  • Store in a dry place. Do not store in a bathroom.
  • Keep all drugs in a safe place. Keep all drugs out of the reach of children and pets.
  • Throw away unused or expired drugs. Do not flush down a toilet or pour down a drain unless you are told to do so. Check with your pharmacist if you have questions about the best way to throw out drugs. There may be drug take-back programs in your area.
General drug facts
  • If your child’s symptoms or health problems do not get better or if they become worse, call your child’s doctor.
  • Do not share your child’s drug with others and do not give anyone else’s drug to your child.
  • Keep a list of all your child’s drugs (prescription, natural products, vitamins, OTC) with you. Give this list to your child’s doctor.
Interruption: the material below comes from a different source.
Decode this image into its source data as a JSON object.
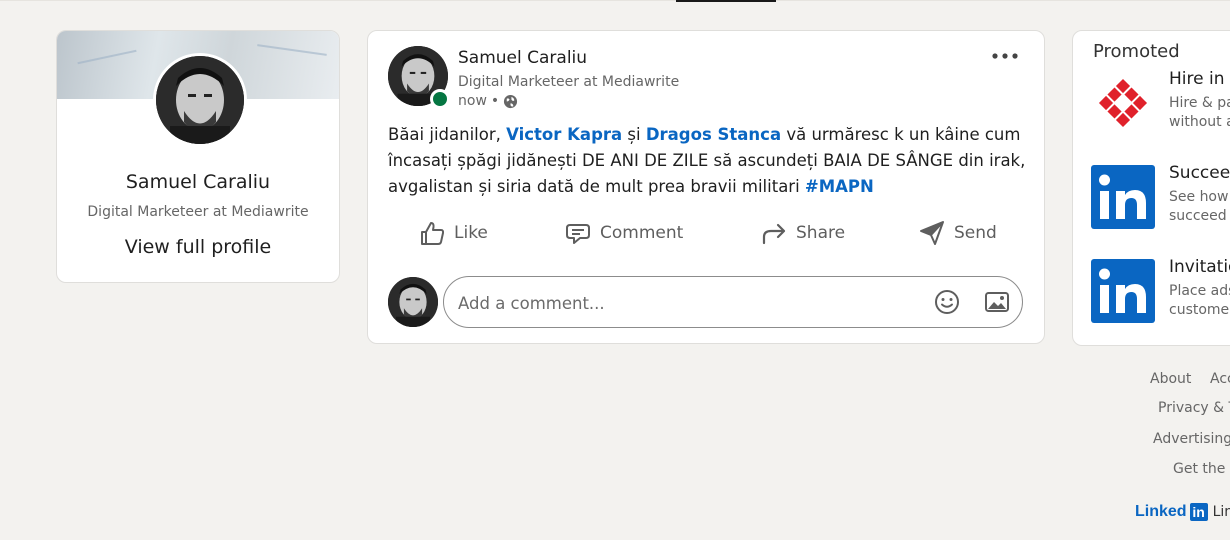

  • Talk with your child’s doctor before giving your child any new drug, including prescription or OTC, natural products, or vitamins.
  • Some drugs may have another patient information leaflet. If you have any questions about this drug, please talk with your child’s doctor, nurse, pharmacist, or other health care provider.
  • If you think there has been an overdose, call your poison control center or get medical care right away. Be ready to tell or show what was taken, how much, and when it happened.